Predators are a significant risk for tiny hummingbirds. Cats seem to be their main foe. Be sure to hang feeders high (at least 5 feet above ground) and out of the reach of leaping cats.
Other predators include hawks, crows, large spiders, and even praying mantis. Make sure that feeders are close to the house to deter large birds from being tempted. Praying mantis can be deterred by painting your feeder hooks red, so they cannot blend in while they are waiting.
While it may seem contradictory, you should also grow foliage that will provide low hanging twigs and small branches for the birds to hide from aerial predators. Blue jays are natures alarm givers, and they will loudly announce danger when they see it. When hummingbirds hear this call or are frightened from above, they will look for low lying cover until the danger has passed.
Encourage nesting by providing hummingbird nesting spots
Hummingbirds build small, compact nests that have the ability to stretch as the young grow. They will weave together found twigs, bits of leaves, available plant fibers, and use spider silk as the binder for their nests. Spider webs help to anchor the nest to the fork of shrubbery branches. These nests are small, some only as large as a quarter, and hidden from view. You might mistake it for a pile of lichen or moss.
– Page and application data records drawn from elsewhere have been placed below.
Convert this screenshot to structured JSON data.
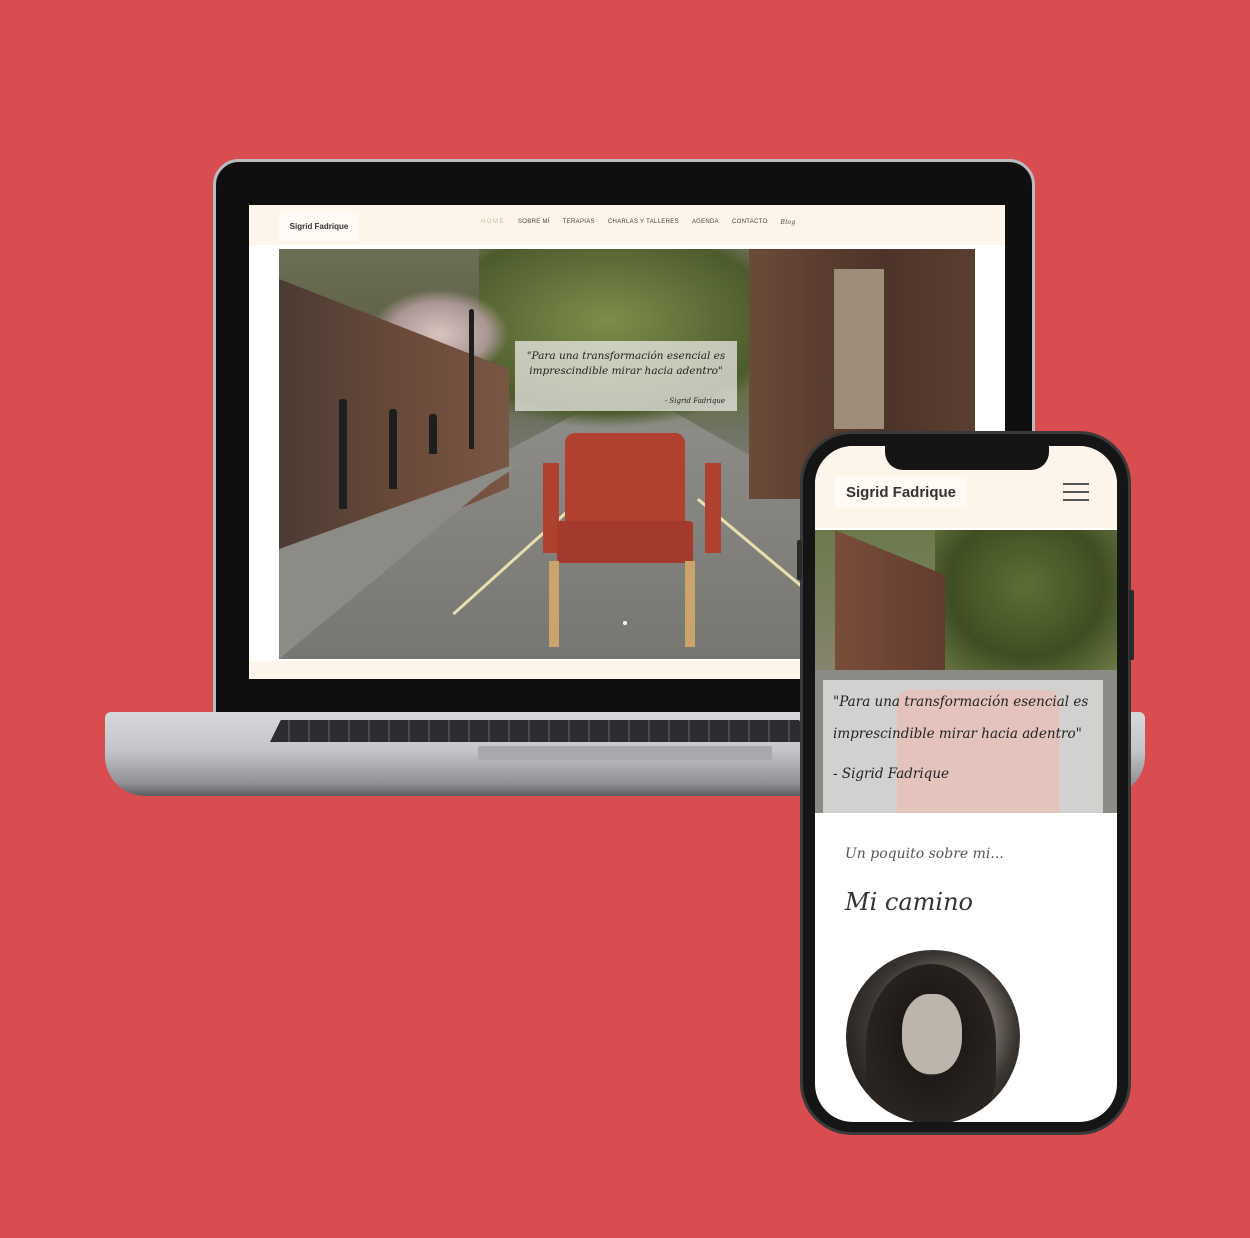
{
  "laptop": {
    "logo": "Sigrid Fadrique",
    "menu": [
      "HOME",
      "SOBRE MÍ",
      "TERAPIAS",
      "CHARLAS Y TALLERES",
      "AGENDA",
      "CONTACTO",
      "Blog"
    ],
    "quote_line1": "\"Para una transformación esencial es",
    "quote_line2": "imprescindible mirar hacia adentro\"",
    "quote_author": "- Sigrid Fadrique"
  },
  "phone": {
    "logo": "Sigrid Fadrique",
    "quote_line1": "\"Para una transformación esencial es",
    "quote_line2": "imprescindible mirar hacia adentro\"",
    "quote_author": "- Sigrid Fadrique",
    "subtitle": "Un poquito sobre mi...",
    "section_title": "Mi camino"
  },
  "colors": {
    "background": "#d94c50",
    "nav_bg": "#fdf4ea",
    "active_menu": "#c9b6a7"
  },
  "icons": [
    "hamburger-menu-icon"
  ]
}
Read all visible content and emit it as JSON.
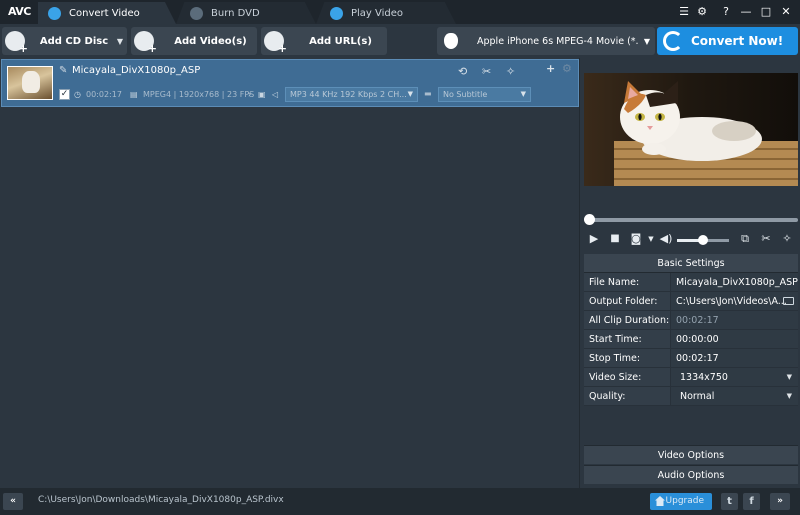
{
  "app": {
    "logo": "AVC",
    "tabs": [
      {
        "label": "Convert Video"
      },
      {
        "label": "Burn DVD"
      },
      {
        "label": "Play Video"
      }
    ],
    "window_controls": {
      "menu": "☰",
      "gear": "⚙",
      "help": "?",
      "minimize": "—",
      "maximize": "□",
      "close": "✕"
    }
  },
  "toolbar": {
    "add_cd_disc": "Add CD Disc",
    "add_videos": "Add Video(s)",
    "add_urls": "Add URL(s)",
    "profile": "Apple iPhone 6s MPEG-4 Movie (*.m...",
    "convert_now": "Convert Now!"
  },
  "file_list": {
    "items": [
      {
        "name": "Micayala_DivX1080p_ASP",
        "duration": "00:02:17",
        "video_info": "MPEG4 | 1920x768 | 23 FPS",
        "audio_track": "MP3 44 KHz 192 Kbps 2 CH...",
        "subtitle": "No Subtitle",
        "checked": true
      }
    ]
  },
  "player": {
    "progress_fraction": 0.0,
    "volume_fraction": 0.5
  },
  "basic_settings": {
    "header": "Basic Settings",
    "rows": [
      {
        "label": "File Name:",
        "value": "Micayala_DivX1080p_ASP"
      },
      {
        "label": "Output Folder:",
        "value": "C:\\Users\\Jon\\Videos\\A..."
      },
      {
        "label": "All Clip Duration:",
        "value": "00:02:17"
      },
      {
        "label": "Start Time:",
        "value": "00:00:00"
      },
      {
        "label": "Stop Time:",
        "value": "00:02:17"
      },
      {
        "label": "Video Size:",
        "value": "1334x750"
      },
      {
        "label": "Quality:",
        "value": "Normal"
      }
    ]
  },
  "sections": {
    "video_options": "Video Options",
    "audio_options": "Audio Options"
  },
  "status_bar": {
    "path": "C:\\Users\\Jon\\Downloads\\Micayala_DivX1080p_ASP.divx",
    "upgrade": "Upgrade",
    "nav_left": "«",
    "nav_right": "»"
  },
  "colors": {
    "accent": "#1d8ee0",
    "selected_row": "#3f6c94",
    "panel": "#2c3640"
  }
}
You can encourage hummingbird nest building by growing a diversity of leafy trees and large shrubs that provide shelter at varying heights. Consider growing plants that provide soft fibers for nesting material, which might include alder, witch hazel, willow, poplar, cottonwood, beech, maple, and mulberry.
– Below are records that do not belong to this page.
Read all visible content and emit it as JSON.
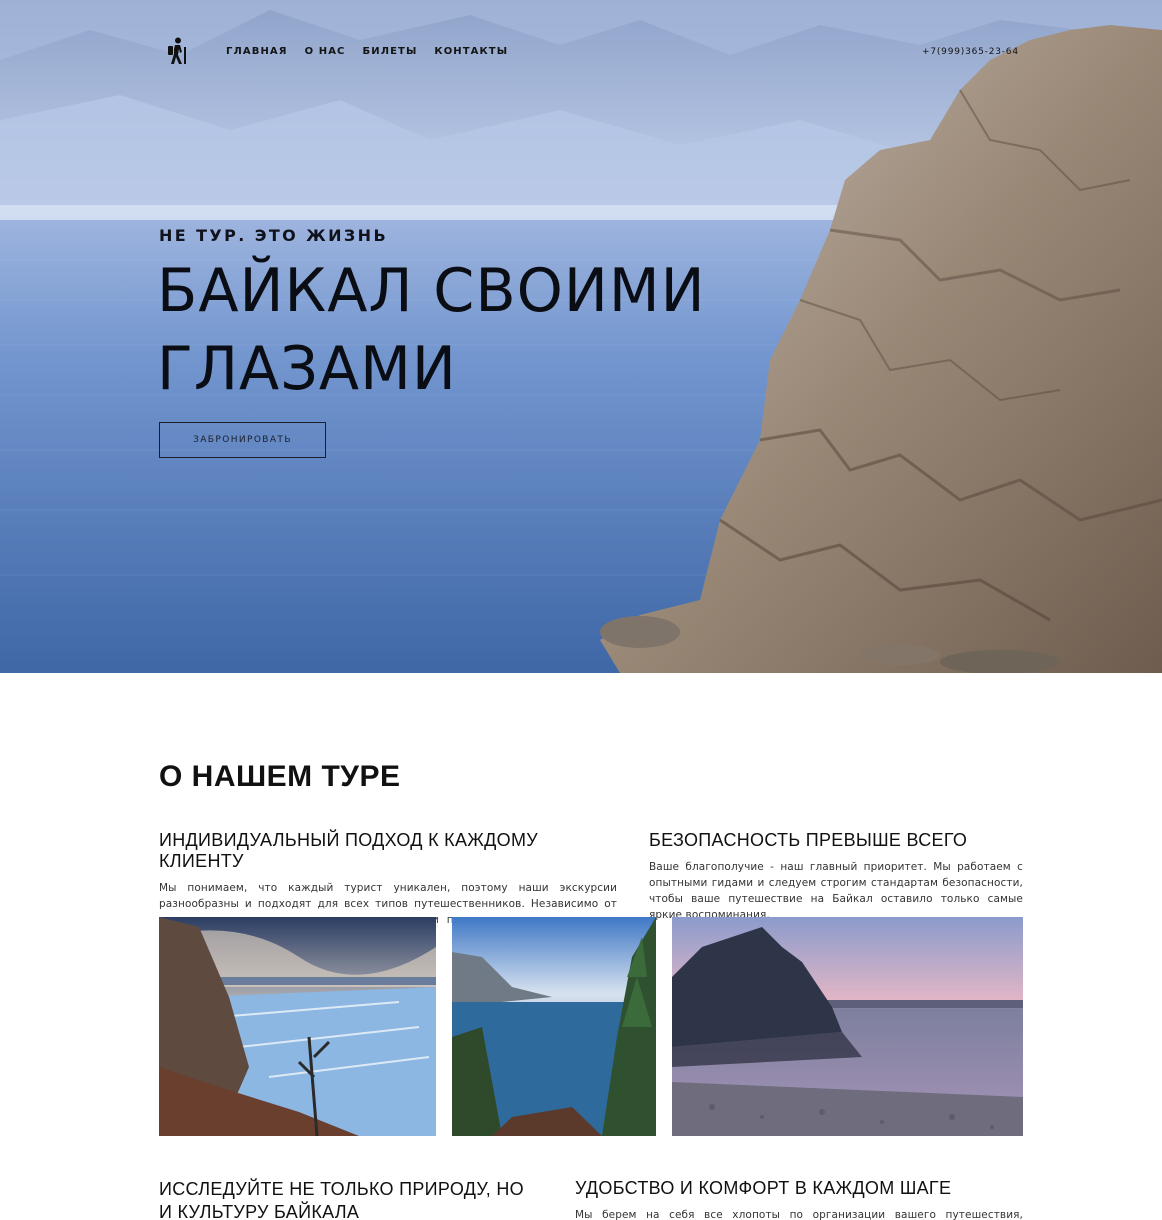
{
  "nav": {
    "logo_icon": "hiker-icon",
    "items": [
      {
        "label": "ГЛАВНАЯ"
      },
      {
        "label": "О НАС"
      },
      {
        "label": "БИЛЕТЫ"
      },
      {
        "label": "КОНТАКТЫ"
      }
    ],
    "phone": "+7(999)365-23-64"
  },
  "hero": {
    "tagline": "НЕ ТУР. ЭТО ЖИЗНЬ",
    "headline_line1": "БАЙКАЛ СВОИМИ",
    "headline_line2": "ГЛАЗАМИ",
    "cta_label": "ЗАБРОНИРОВАТЬ"
  },
  "about": {
    "title": "О НАШЕМ ТУРЕ",
    "features": [
      {
        "title": "ИНДИВИДУАЛЬНЫЙ ПОДХОД К КАЖДОМУ КЛИЕНТУ",
        "text": "Мы понимаем, что каждый турист уникален, поэтому наши экскурсии разнообразны и подходят для всех типов путешественников. Независимо от того, ищете ли вы приключение, релакс или погружение в культуру, мы найдем идеальный маршрут для вас."
      },
      {
        "title": "БЕЗОПАСНОСТЬ ПРЕВЫШЕ ВСЕГО",
        "text": "Ваше благополучие - наш главный приоритет. Мы работаем с опытными гидами и следуем строгим стандартам безопасности, чтобы ваше путешествие на Байкал оставило только самые яркие воспоминания."
      },
      {
        "title": "ИССЛЕДУЙТЕ НЕ ТОЛЬКО ПРИРОДУ, НО И КУЛЬТУРУ БАЙКАЛА",
        "text": ""
      },
      {
        "title": "УДОБСТВО И КОМФОРТ В КАЖДОМ ШАГЕ",
        "text": "Мы берем на себя все хлопоты по организации вашего путешествия, позволяя вам"
      }
    ]
  },
  "colors": {
    "sky": "#a9bde0",
    "water": "#4e77b6",
    "rock": "#9b8a78",
    "text": "#111111"
  }
}
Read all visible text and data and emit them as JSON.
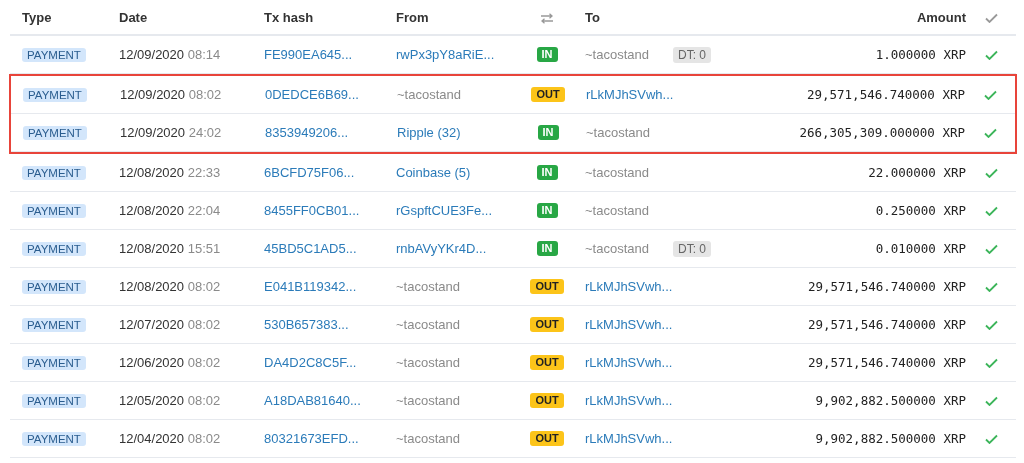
{
  "columns": {
    "type": "Type",
    "date": "Date",
    "hash": "Tx hash",
    "from": "From",
    "to": "To",
    "amount": "Amount"
  },
  "rows": [
    {
      "type": "PAYMENT",
      "date": "12/09/2020",
      "time": "08:14",
      "hash": "FE990EA645...",
      "from": "rwPx3pY8aRiE...",
      "from_link": true,
      "direction": "IN",
      "kind": "in",
      "to": "~tacostand",
      "to_link": false,
      "tag": "DT: 0",
      "amount": "1.000000 XRP",
      "highlighted": false
    },
    {
      "type": "PAYMENT",
      "date": "12/09/2020",
      "time": "08:02",
      "hash": "0DEDCE6B69...",
      "from": "~tacostand",
      "from_link": false,
      "direction": "OUT",
      "kind": "out",
      "to": "rLkMJhSVwh...",
      "to_link": true,
      "amount": "29,571,546.740000 XRP",
      "highlighted": true
    },
    {
      "type": "PAYMENT",
      "date": "12/09/2020",
      "time": "24:02",
      "hash": "8353949206...",
      "from": "Ripple (32)",
      "from_link": true,
      "direction": "IN",
      "kind": "in",
      "to": "~tacostand",
      "to_link": false,
      "amount": "266,305,309.000000 XRP",
      "highlighted": true
    },
    {
      "type": "PAYMENT",
      "date": "12/08/2020",
      "time": "22:33",
      "hash": "6BCFD75F06...",
      "from": "Coinbase (5)",
      "from_link": true,
      "direction": "IN",
      "kind": "in",
      "to": "~tacostand",
      "to_link": false,
      "amount": "22.000000 XRP",
      "highlighted": false
    },
    {
      "type": "PAYMENT",
      "date": "12/08/2020",
      "time": "22:04",
      "hash": "8455FF0CB01...",
      "from": "rGspftCUE3Fe...",
      "from_link": true,
      "direction": "IN",
      "kind": "in",
      "to": "~tacostand",
      "to_link": false,
      "amount": "0.250000 XRP",
      "highlighted": false
    },
    {
      "type": "PAYMENT",
      "date": "12/08/2020",
      "time": "15:51",
      "hash": "45BD5C1AD5...",
      "from": "rnbAVyYKr4D...",
      "from_link": true,
      "direction": "IN",
      "kind": "in",
      "to": "~tacostand",
      "to_link": false,
      "tag": "DT: 0",
      "amount": "0.010000 XRP",
      "highlighted": false
    },
    {
      "type": "PAYMENT",
      "date": "12/08/2020",
      "time": "08:02",
      "hash": "E041B119342...",
      "from": "~tacostand",
      "from_link": false,
      "direction": "OUT",
      "kind": "out",
      "to": "rLkMJhSVwh...",
      "to_link": true,
      "amount": "29,571,546.740000 XRP",
      "highlighted": false
    },
    {
      "type": "PAYMENT",
      "date": "12/07/2020",
      "time": "08:02",
      "hash": "530B657383...",
      "from": "~tacostand",
      "from_link": false,
      "direction": "OUT",
      "kind": "out",
      "to": "rLkMJhSVwh...",
      "to_link": true,
      "amount": "29,571,546.740000 XRP",
      "highlighted": false
    },
    {
      "type": "PAYMENT",
      "date": "12/06/2020",
      "time": "08:02",
      "hash": "DA4D2C8C5F...",
      "from": "~tacostand",
      "from_link": false,
      "direction": "OUT",
      "kind": "out",
      "to": "rLkMJhSVwh...",
      "to_link": true,
      "amount": "29,571,546.740000 XRP",
      "highlighted": false
    },
    {
      "type": "PAYMENT",
      "date": "12/05/2020",
      "time": "08:02",
      "hash": "A18DAB81640...",
      "from": "~tacostand",
      "from_link": false,
      "direction": "OUT",
      "kind": "out",
      "to": "rLkMJhSVwh...",
      "to_link": true,
      "amount": "9,902,882.500000 XRP",
      "highlighted": false
    },
    {
      "type": "PAYMENT",
      "date": "12/04/2020",
      "time": "08:02",
      "hash": "80321673EFD...",
      "from": "~tacostand",
      "from_link": false,
      "direction": "OUT",
      "kind": "out",
      "to": "rLkMJhSVwh...",
      "to_link": true,
      "amount": "9,902,882.500000 XRP",
      "highlighted": false
    }
  ]
}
As long as food sources are abundant to nourish the family, hummingbirds in southern climates may raise 2 or 3 broods per year. In northern habitats, they will only raise one.
Plan for their arrival in spring
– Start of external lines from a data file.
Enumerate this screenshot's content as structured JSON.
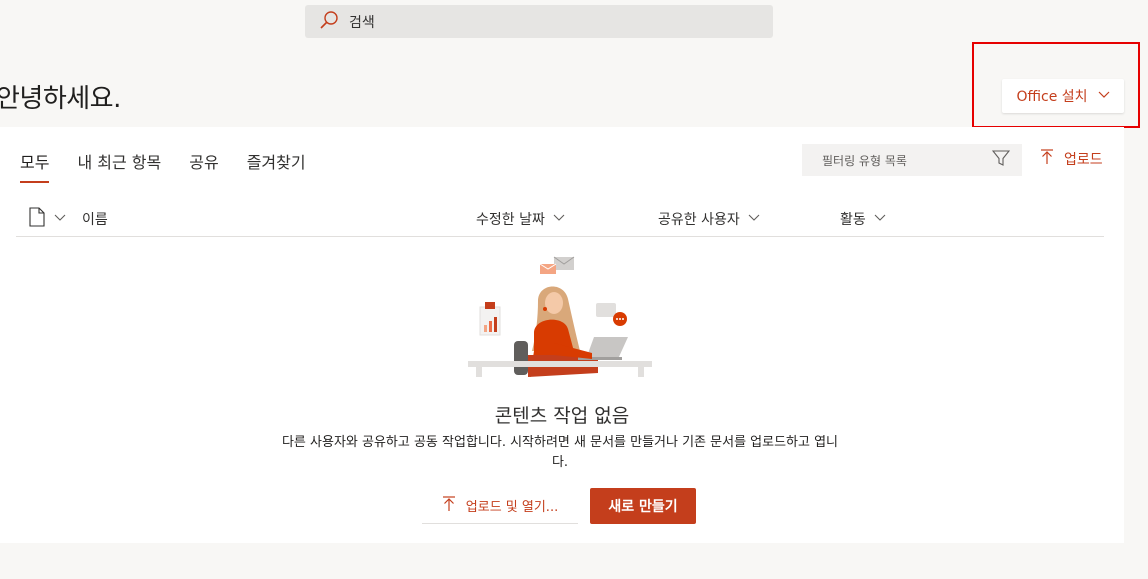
{
  "search": {
    "placeholder": "검색"
  },
  "greeting": "안녕하세요.",
  "install": {
    "label": "Office 설치"
  },
  "tabs": [
    {
      "label": "모두",
      "active": true
    },
    {
      "label": "내 최근 항목",
      "active": false
    },
    {
      "label": "공유",
      "active": false
    },
    {
      "label": "즐겨찾기",
      "active": false
    }
  ],
  "filter": {
    "placeholder": "필터링 유형 목록"
  },
  "upload": {
    "label": "업로드"
  },
  "columns": {
    "name": "이름",
    "modified": "수정한 날짜",
    "shared_by": "공유한 사용자",
    "activity": "활동"
  },
  "empty_state": {
    "title": "콘텐츠 작업 없음",
    "description": "다른 사용자와 공유하고 공동 작업합니다. 시작하려면 새 문서를 만들거나 기존 문서를 업로드하고 엽니다.",
    "upload_open_label": "업로드 및 열기...",
    "create_new_label": "새로 만들기"
  },
  "colors": {
    "accent": "#c43e1c",
    "highlight_box": "#e60000"
  },
  "icons": {
    "search": "search-icon",
    "chevron": "chevron-down-icon",
    "filter": "filter-icon",
    "upload": "upload-arrow-icon",
    "file": "file-icon"
  }
}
Many hummingbirds spend the winter in Central America or Mexico. Their migration north begins in February. People in the Southern USA, around the 35th parallel, will begin seeing hummingbird arrive from their winter travels sometime after March 1st. Look for them in the mid-West around the 40th parallel around April 1st and for arrival in the North at the 45 parallel and above after May 1st. Joybilee Farm is close to the 49th parallel and our rufous hummingbirds arrive around April 20th, followed soon after by the black-chinned hummingbirds, the calliope hummingbirds, and the ruby throated hummingbirds. All of them are competing at the feeders by mid May, while we may still have a bit of snow on the ground under the pine trees.
You may not have flowers in bloom when they arrive so, be sure to hang your feeders two weeks before the estimated time of arrival just in case they show up earlier. Hummingbird feeders and healthy homemade nectar will be important to these weary travelers, who will often come back to the same location each year.
Begin to prepare your perennial beds at the start of early spring and consider planting some new plant varieties that hummingbirds love. Seeds can be started indoors in late winter or early spring and brought outside as soon as weather permits.
The majority of my plants are grown with hummingbirds in mind, from early May through late September, while the hummingbirds are here (upstate New York), my time is spent watching, photographing, and enjoying them. The rest of the year is devoted to getting ready for the hummingbirds when they return the following spring. Seeds are started for annuals, cuttings are taken from some plants, and tender perennials are cut back to begin anew.” Arnette Heidcamp, Hummingbirds, My Tiny Treasures
Invite hummingbirds into your garden
Hummingbirds will find your yard inviting when you plan for their arrival, have nectar-rich plants available, and provide shelter and materials for nesting. By following these 6 tips you’ll create a successful hummingbird habitat in your garden that will keep them coming back every year.
Once they arrive be sure to feed them the healthiest hummingbird nectar using this recipe for a boost while they settle in.
Guest Post by Shelle Wells